|Flight assisted arrival at Cape Point|
It has been a fascinating journey traversing questions like 'What is poverty?', 'What is aid?', 'What is development?', 'Is equality realistic?', 'How bad can a road get?', 'Should I really eat that?', 'Is it too hot for cycling yet?', 'What the fuck is that animal making noise outside my tent?'.
So I return home to Ireland on Thursday not really knowing what I'm doing next. As I cycled down to the Cape of Good Hope I did ask myself 'Why didn't I continue all the way?' but with the similarity of cultures making it less and less interesting, the rain season approaching and the possibility of being ransomed in Nigeria, I thought best to retreat and re-plan.

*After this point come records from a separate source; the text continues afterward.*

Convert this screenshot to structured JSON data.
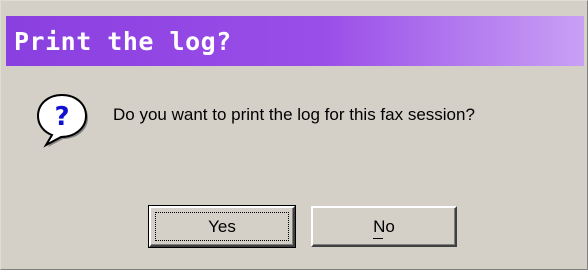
{
  "dialog": {
    "title": "Print the log?",
    "message": "Do you want to print the log for this fax session?",
    "icon": "question-icon",
    "title_gradient": [
      "#8a3fe0",
      "#c8a0f4"
    ]
  },
  "buttons": {
    "yes_label": "Yes",
    "no_label": "No",
    "default": "Yes"
  }
}
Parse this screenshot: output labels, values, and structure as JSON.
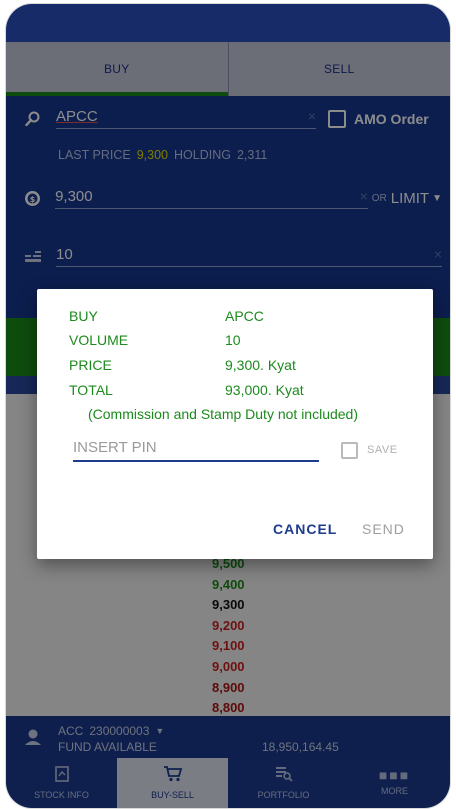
{
  "tabs": {
    "buy": "BUY",
    "sell": "SELL"
  },
  "form": {
    "symbol": "APCC",
    "clear": "×",
    "amo_label": "AMO Order",
    "last_price_label": "LAST PRICE",
    "last_price_value": "9,300",
    "holding_label": "HOLDING",
    "holding_value": "2,311",
    "price_value": "9,300",
    "or_label": "OR",
    "order_type": "LIMIT",
    "quantity_value": "10"
  },
  "price_list": [
    {
      "value": "9,500",
      "color": "#1a8a1a"
    },
    {
      "value": "9,400",
      "color": "#1a8a1a"
    },
    {
      "value": "9,300",
      "color": "#111111"
    },
    {
      "value": "9,200",
      "color": "#cc1f1f"
    },
    {
      "value": "9,100",
      "color": "#cc1f1f"
    },
    {
      "value": "9,000",
      "color": "#cc1f1f"
    },
    {
      "value": "8,900",
      "color": "#aa1414"
    },
    {
      "value": "8,800",
      "color": "#aa1414"
    }
  ],
  "account": {
    "label": "ACC",
    "number": "230000003",
    "fund_label": "FUND AVAILABLE",
    "fund_value": "18,950,164.45"
  },
  "nav": {
    "stock_info": "STOCK INFO",
    "buy_sell": "BUY-SELL",
    "portfolio": "PORTFOLIO",
    "more": "MORE"
  },
  "dialog": {
    "side_label": "BUY",
    "symbol": "APCC",
    "volume_label": "VOLUME",
    "volume_value": "10",
    "price_label": "PRICE",
    "price_value": "9,300. Kyat",
    "total_label": "TOTAL",
    "total_value": "93,000. Kyat",
    "note": "(Commission and Stamp Duty not included)",
    "pin_placeholder": "INSERT PIN",
    "save_label": "SAVE",
    "cancel_label": "CANCEL",
    "send_label": "SEND"
  },
  "colors": {
    "primary": "#17388f",
    "buy_green": "#1a8a1a",
    "last_price_yellow": "#e6e000",
    "dialog_text_green": "#1c8a1c"
  }
}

After spending 2 weeks in Abidjan as nursing assistant to cycling buddy Tim who got malaria (not something you want to get unless you need to loose weight in a hurry) I headed for the Ghana border. The Ivorian people were so cool and relaxed it was sad to leave, not to mention the super kind Marianist brothers. Took the picturesque route along the coast via Coconut Village and cycled along the beach front at low tide to cross the border as the local road was too sandy to cycle on. Funny experience crossing a border on the beach. Ollie and Cindy had been shot at by the border police a few days earlier (I found out later!) but I must have cycled past on tea break!

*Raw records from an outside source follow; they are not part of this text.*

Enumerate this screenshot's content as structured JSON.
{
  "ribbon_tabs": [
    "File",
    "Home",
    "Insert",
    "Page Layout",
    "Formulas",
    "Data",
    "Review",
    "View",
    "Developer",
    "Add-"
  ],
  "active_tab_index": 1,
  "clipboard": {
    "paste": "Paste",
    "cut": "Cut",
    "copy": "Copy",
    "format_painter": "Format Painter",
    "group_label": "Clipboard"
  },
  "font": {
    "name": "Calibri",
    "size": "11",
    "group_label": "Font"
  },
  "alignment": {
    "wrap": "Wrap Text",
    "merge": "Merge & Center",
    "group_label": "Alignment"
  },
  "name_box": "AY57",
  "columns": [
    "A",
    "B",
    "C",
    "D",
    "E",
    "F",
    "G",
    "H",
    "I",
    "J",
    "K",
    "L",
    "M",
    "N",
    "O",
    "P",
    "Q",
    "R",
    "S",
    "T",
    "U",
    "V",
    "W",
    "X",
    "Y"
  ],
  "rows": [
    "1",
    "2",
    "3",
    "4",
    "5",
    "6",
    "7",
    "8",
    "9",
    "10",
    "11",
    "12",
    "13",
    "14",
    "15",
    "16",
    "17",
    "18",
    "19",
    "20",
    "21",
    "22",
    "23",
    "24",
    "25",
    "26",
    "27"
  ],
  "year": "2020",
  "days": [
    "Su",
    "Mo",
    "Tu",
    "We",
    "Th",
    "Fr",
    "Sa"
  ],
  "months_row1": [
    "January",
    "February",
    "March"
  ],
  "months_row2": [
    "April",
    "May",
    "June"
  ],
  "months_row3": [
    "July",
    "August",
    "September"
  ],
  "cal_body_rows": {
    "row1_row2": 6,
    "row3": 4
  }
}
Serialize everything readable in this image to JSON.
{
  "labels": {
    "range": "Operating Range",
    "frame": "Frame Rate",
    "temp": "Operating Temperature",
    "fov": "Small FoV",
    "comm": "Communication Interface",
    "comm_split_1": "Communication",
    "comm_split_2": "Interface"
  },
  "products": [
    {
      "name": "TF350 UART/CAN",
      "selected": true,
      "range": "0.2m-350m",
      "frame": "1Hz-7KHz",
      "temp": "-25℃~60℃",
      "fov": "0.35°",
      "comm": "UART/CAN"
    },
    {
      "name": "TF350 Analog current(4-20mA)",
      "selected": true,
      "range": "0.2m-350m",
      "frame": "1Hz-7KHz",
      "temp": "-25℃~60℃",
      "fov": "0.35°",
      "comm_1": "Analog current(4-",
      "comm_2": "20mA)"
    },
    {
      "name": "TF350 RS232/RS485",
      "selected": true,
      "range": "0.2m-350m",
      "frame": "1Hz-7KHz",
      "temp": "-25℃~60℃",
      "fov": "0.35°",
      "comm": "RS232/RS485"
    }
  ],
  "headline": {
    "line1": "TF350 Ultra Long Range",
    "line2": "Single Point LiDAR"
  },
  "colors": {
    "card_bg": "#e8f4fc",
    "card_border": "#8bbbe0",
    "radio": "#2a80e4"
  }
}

In Ghana spent some memorable times on the beautiful beaches of Axim, Busua, Kokobite and finally onto Accra where we hit the town in Osu to meet a ship load of drunken British sailors. Headed north to Lake Volta, the largest reservoir in the world and then onto the amazing Wli falls. Found some chilled Ghanian people up north as opposed to the tourist mungers along the coast and also bumped into some Kente weavers.
Flight to Johannesburg involved a night stop over in Addis Abba, Ethopia and how surprisingly different it was ... Ethiopian food, music, culture very distinct so have to go back there!

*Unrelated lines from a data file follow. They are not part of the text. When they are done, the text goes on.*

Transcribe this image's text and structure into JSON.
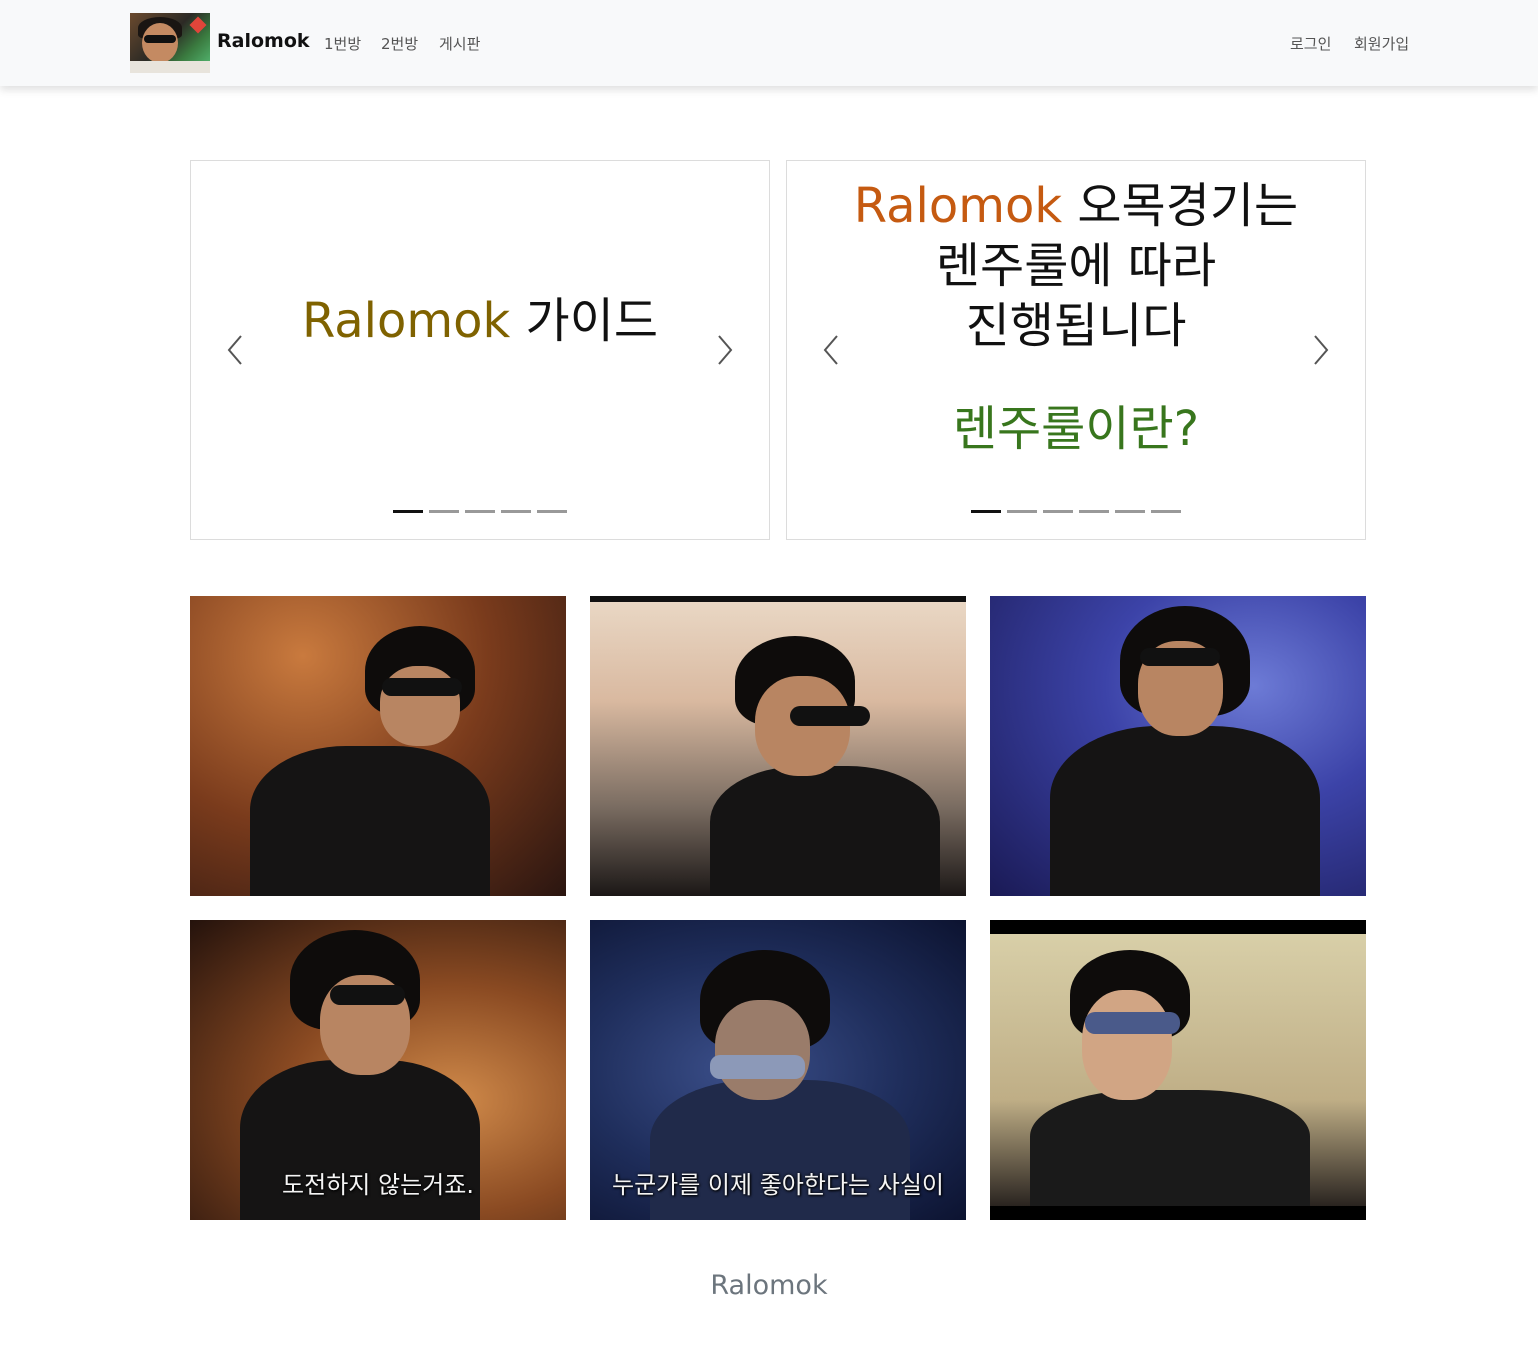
{
  "navbar": {
    "brand": "Ralomok",
    "links": {
      "room1": "1번방",
      "room2": "2번방",
      "board": "게시판",
      "login": "로그인",
      "signup": "회원가입"
    }
  },
  "carousel_left": {
    "title_accent": "Ralomok",
    "title_rest": " 가이드",
    "slide_count": 5,
    "active_index": 0
  },
  "carousel_right": {
    "line1_accent": "Ralomok",
    "line1_rest": " 오목경기는",
    "line2": "렌주룰에 따라",
    "line3": "진행됩니다",
    "question": "렌주룰이란?",
    "slide_count": 6,
    "active_index": 0
  },
  "gallery": {
    "captions": {
      "t4": "도전하지 않는거죠.",
      "t5": "누군가를 이제 좋아한다는 사실이"
    }
  },
  "footer": {
    "text": "Ralomok"
  },
  "colors": {
    "navbar_bg": "#f8f9fa",
    "left_accent": "#7f6200",
    "right_accent": "#c55a11",
    "question_green": "#38761d",
    "footer_text": "#6c757d"
  }
}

First thing I noticed in Johannesburg was the barricaded houses with window bars, gates, electric fences etc. The city was nicer than reported but for the first time in Africa there were areas I should not enter. A very segregated society with inequality fueled problems, traditionally along racial lines but more recently along social classes (I think!) A very strange mix of 1st/2nd /3rd worlds with shanty towns around the corner from marble mansions.
Took the 28 hour train from Joburg to Capetown, a long time in a seat!, but was cool to see the savanah like scenery in the centre and then the vineyard adorned Drakenstein mountains as you approached Capetown ... maybe the nicest city in the world to live in ... stunning scenery all around but quite a Non-African white culture which was a little disappointing for me as I had fallen in love with random street stall culture.
Robben Island, wine tour, safari tour and then hanging out in Zebra Hostel as well as getting robbed in a township pub!
Greetings to Yves who is currently cycling through Nigeria, Cycling Cindy who is at the border (http://cyclingcindy.wordpress.com/), Ping and Noel who are also in South Africa (http://pingandnoelsblog.blogspot.com/) and to Tim who is on his way to Turkey.
Trip Total 10,979km, 541 hours cycling time, 53,025m climbing
Thanks for all the blog comments.
Ode to Bike Touring :)
|Fecker who pickpocket my phone with all my precious photos in Mzoli's Bar, Gugulethu|